debugging memory problems – a beginner’s view
Unlike native debugging, you don’t need symbols for debugging managed code. SOS.dll can also be used with WinDBG and Visual Studio debugger. Simply use the intermediate window in Visual Studio to load SOS.dll and then you can use the commands provided by the extension.
My favorite blog for managed debugging (and almost everyone else’s) is by Tess Ferrandez-Norlander. Tess is an Escalation Engineer with Microsoft. I don’t think anyone else explained managed debugging better than Tess. It is a good place to start with the basics & I highly recommend reading her blog. Her blog not only teaches the techniques of debugging, but also contains code examples that illustrate various problems. The comments section of each post also has very valuable information.
So here, I explain how I go about looking at high memory dumps:
Big Question: I always have a question in my mind: Where is most of the memory? Then start looking for it. Once I identify what all components are majorly contributing to memory usage, I check to see if the problem can be resolved with a hotfix. While this usually requires identifying patterns and some experience knowledge, for beginners, it is still worth checking the Microsoft support site to see if the problem you are running into is described in a KB article and if a hotfix is available. The easiest way is to stay updated because Microsoft continuously investigates such issues and provides hotfixes. If the problem is traced down to application code, the developers should work to reduce memory usage.
First step - Open the dump in WinDBG. For instructions on setting up WinDBG, please see this post.
First, we need to find out where “most” of the memory is. A debugger command is available that will help us here – !address –summary. To effectively understand and interpret what the output means we need to first understand what the output values represent. Take a look at this MSDN article. In the output of !address –summary command, the column named “KB” indicates in KiloBytes, the amount of memory in each of these “areas” and the Pct(Tots) column indicates a percentage of the value in KB column against Total address space (4 GB on 32 bit).

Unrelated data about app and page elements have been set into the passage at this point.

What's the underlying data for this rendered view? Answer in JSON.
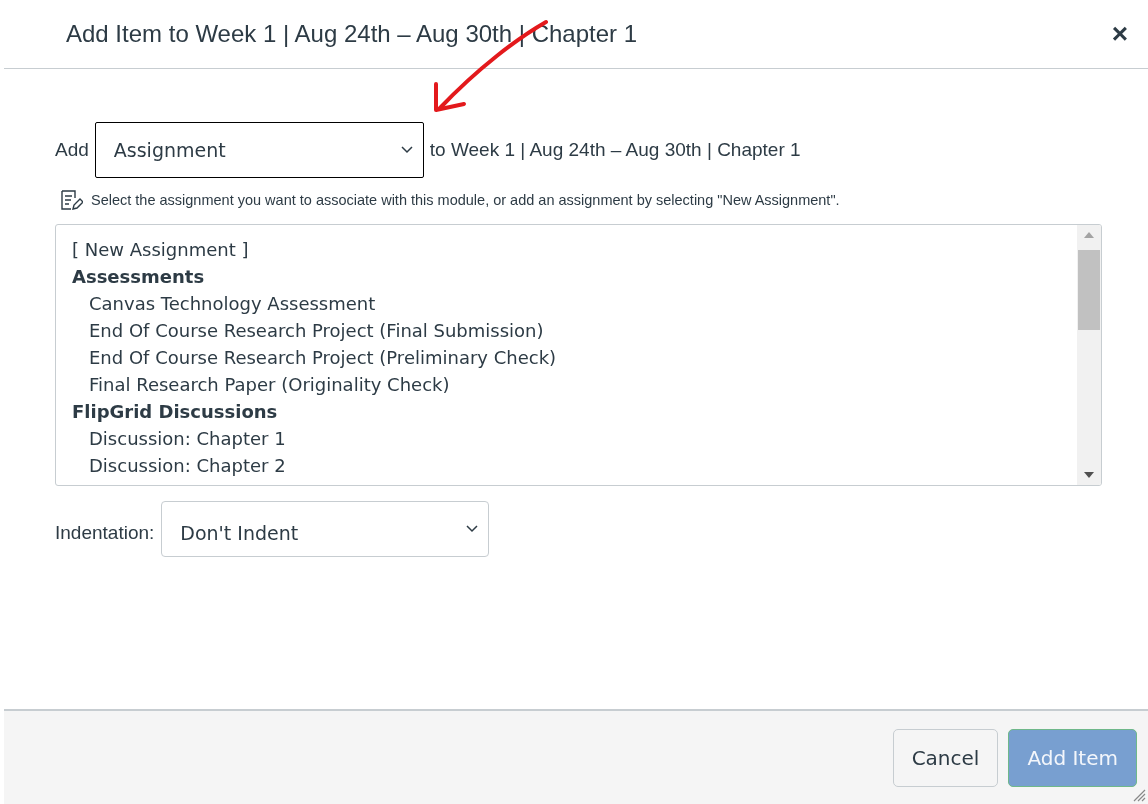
{
  "dialog": {
    "title": "Add Item to Week 1 | Aug 24th – Aug 30th | Chapter 1",
    "close": "×"
  },
  "add_row": {
    "label": "Add",
    "type_select": "Assignment",
    "suffix": "to Week 1 | Aug 24th – Aug 30th | Chapter 1"
  },
  "hint": "Select the assignment you want to associate with this module, or add an assignment by selecting \"New Assignment\".",
  "items": [
    {
      "label": "[ New Assignment ]"
    },
    {
      "label": "Assessments",
      "children": [
        {
          "label": "Canvas Technology Assessment"
        },
        {
          "label": "End Of Course Research Project (Final Submission)"
        },
        {
          "label": "End Of Course Research Project (Preliminary Check)"
        },
        {
          "label": "Final Research Paper (Originality Check)"
        }
      ]
    },
    {
      "label": "FlipGrid Discussions",
      "children": [
        {
          "label": "Discussion: Chapter 1"
        },
        {
          "label": "Discussion: Chapter 2"
        }
      ]
    }
  ],
  "indentation": {
    "label": "Indentation:",
    "value": "Don't Indent"
  },
  "buttons": [
    {
      "label": "Cancel",
      "kind": "secondary",
      "disabled": false
    },
    {
      "label": "Add Item",
      "kind": "primary",
      "disabled": true
    }
  ]
}
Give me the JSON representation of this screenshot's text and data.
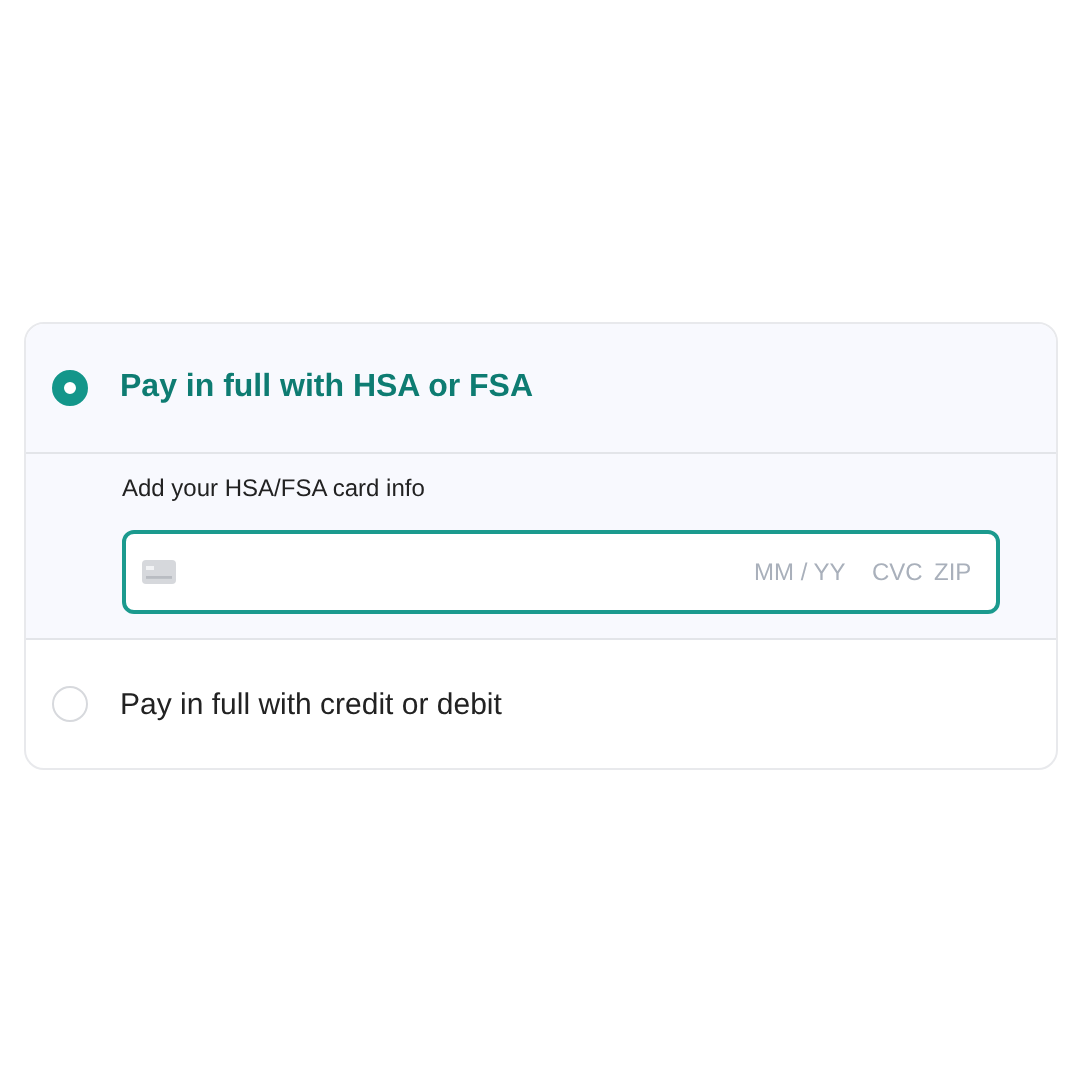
{
  "payment_options": [
    {
      "label": "Pay in full with HSA or FSA",
      "selected": true,
      "card_form": {
        "label": "Add your HSA/FSA card info",
        "fields": [
          {
            "placeholder": "MM / YY"
          },
          {
            "placeholder": "CVC"
          },
          {
            "placeholder": "ZIP"
          }
        ]
      }
    },
    {
      "label": "Pay in full with credit or debit",
      "selected": false
    }
  ]
}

Thus, if RegionUsageIsVAD is high, it indicates that most memory is in virtual allocations. .NET heaps are made with calls to VirtualAlloc. The GC in .NET uses the Microsoft Win32® VirtualAlloc() application programming interface (API) to reserve a block of memory for its heap. Depending on the flavor of GC in use, it may be 32 MB (Workstation GC) allocations or 64 MB (Server GC). For ASP.net applications running in IIS, by default, the Server GC is automatically selected, if the computer has 2 or more processors.
Similarly, RegionUsageFree indicates most of memory is “Free”. If applications start throwing out of memory exceptions and a captured dump shows most of memory is Free, then it indicates fragmentation within the process address space. Typically if 30% or more of memory is Free, then I’d suggest investigating why memory is fragmented.

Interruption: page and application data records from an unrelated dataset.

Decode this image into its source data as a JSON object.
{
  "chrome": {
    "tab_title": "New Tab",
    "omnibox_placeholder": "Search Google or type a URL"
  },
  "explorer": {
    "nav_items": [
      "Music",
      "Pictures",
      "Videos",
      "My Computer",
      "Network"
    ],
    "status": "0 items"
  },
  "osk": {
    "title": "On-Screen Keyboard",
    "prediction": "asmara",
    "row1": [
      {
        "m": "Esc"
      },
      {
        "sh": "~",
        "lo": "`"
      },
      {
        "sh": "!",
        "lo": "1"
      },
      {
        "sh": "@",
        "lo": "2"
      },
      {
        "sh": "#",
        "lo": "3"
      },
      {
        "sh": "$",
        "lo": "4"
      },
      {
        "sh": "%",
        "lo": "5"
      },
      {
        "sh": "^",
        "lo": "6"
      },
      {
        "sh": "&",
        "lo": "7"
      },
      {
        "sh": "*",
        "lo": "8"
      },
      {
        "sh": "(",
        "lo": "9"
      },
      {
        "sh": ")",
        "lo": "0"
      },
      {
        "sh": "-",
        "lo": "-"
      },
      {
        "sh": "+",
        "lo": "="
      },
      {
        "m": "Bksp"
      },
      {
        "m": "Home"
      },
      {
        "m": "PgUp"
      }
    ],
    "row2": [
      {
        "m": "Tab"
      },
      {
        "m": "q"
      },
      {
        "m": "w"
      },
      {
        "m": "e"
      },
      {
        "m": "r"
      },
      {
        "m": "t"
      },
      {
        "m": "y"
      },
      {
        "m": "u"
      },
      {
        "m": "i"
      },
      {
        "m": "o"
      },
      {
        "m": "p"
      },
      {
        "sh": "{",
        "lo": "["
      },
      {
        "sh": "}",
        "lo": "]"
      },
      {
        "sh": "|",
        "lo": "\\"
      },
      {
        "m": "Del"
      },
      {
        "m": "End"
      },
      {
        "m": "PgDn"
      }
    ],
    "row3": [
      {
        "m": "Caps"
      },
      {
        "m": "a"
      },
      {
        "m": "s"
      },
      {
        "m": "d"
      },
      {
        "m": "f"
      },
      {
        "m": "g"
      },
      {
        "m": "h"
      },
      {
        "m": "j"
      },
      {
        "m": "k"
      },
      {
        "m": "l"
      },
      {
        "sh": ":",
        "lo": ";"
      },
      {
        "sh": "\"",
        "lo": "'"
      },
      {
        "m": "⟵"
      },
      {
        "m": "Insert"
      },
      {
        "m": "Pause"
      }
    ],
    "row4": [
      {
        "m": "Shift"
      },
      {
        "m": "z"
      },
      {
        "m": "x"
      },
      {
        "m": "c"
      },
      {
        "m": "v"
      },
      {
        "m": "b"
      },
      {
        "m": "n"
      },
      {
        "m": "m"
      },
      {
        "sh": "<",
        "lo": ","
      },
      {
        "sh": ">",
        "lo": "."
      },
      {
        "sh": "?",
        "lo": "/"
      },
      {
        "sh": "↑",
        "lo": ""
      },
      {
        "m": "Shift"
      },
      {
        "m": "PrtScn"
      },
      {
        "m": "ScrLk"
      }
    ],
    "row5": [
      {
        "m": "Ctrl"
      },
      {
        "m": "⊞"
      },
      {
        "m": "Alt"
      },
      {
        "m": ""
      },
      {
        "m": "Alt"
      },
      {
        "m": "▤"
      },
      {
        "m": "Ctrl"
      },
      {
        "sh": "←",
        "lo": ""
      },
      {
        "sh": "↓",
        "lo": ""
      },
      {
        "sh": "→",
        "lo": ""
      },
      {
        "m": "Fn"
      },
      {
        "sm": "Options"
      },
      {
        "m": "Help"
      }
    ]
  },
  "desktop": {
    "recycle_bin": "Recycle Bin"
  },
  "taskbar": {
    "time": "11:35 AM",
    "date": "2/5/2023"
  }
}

If RegionUsageImage is high, then in means you have lots of DLLs being loaded in the process. Ideally 100 MB or less is good. ASP.NET applications should not have debug attribute set to TRUE in web.config. Enabling debugging emits debug information which can be an overhead and cause memory problems. Similarly, there should not be any modules that are built in debug mode.
If RegionUsageHeap is high, it means most of the memory is on heaps. Eg the C Runtime heap, MDAC (Microsoft Data Access Components) heap, heaps used for compression etc. When you use the MSVCRT.dll library, it internally ends up allocating on the C runtime heap by calls to the CAlloc API.
Note that there are many tools out there (not just winDBG) that allows you to identify the allocation profiles of applications. Eg: For .NET applications you can use CLRProfiler (Microsoft) and Ant’s Profiler (RedGate). I do not know about profilers for native C, C++ applications. However Debug Diagnostics Tool v1.1 from Microsoft includes a capability for injecting a DLL – Leaktrack into the process that hooks into the calls like CAlloc and can keep track of who made the allocations. DebugDiag also includes a Memory pressure analysis script that can read a dump with leak track injected and give you a very nice report on where the allocations are – By size, by count and many other parameters. It’s 99% helpful in debugging web applications hosted on IIS. I will discuss this in another blog post.
WinDBG is usually used in post mortem debugging. Profilers should be used only in development and test environments, not production. They are very invasive and will reduce performance by about 10 times.
Continuing a bit more about RegionUsageIsVAD… If you determine that most memory is from Virtual Allocations AND you have ASP.net web applications running in IIS, then almost always it is likely that large amounts of memory is allocated in managed heaps. You will then need to investigate into .NET heaps to determine the top memory consumers. That’s where the !dumpheap –stat command comes into the picture.
More in my next post.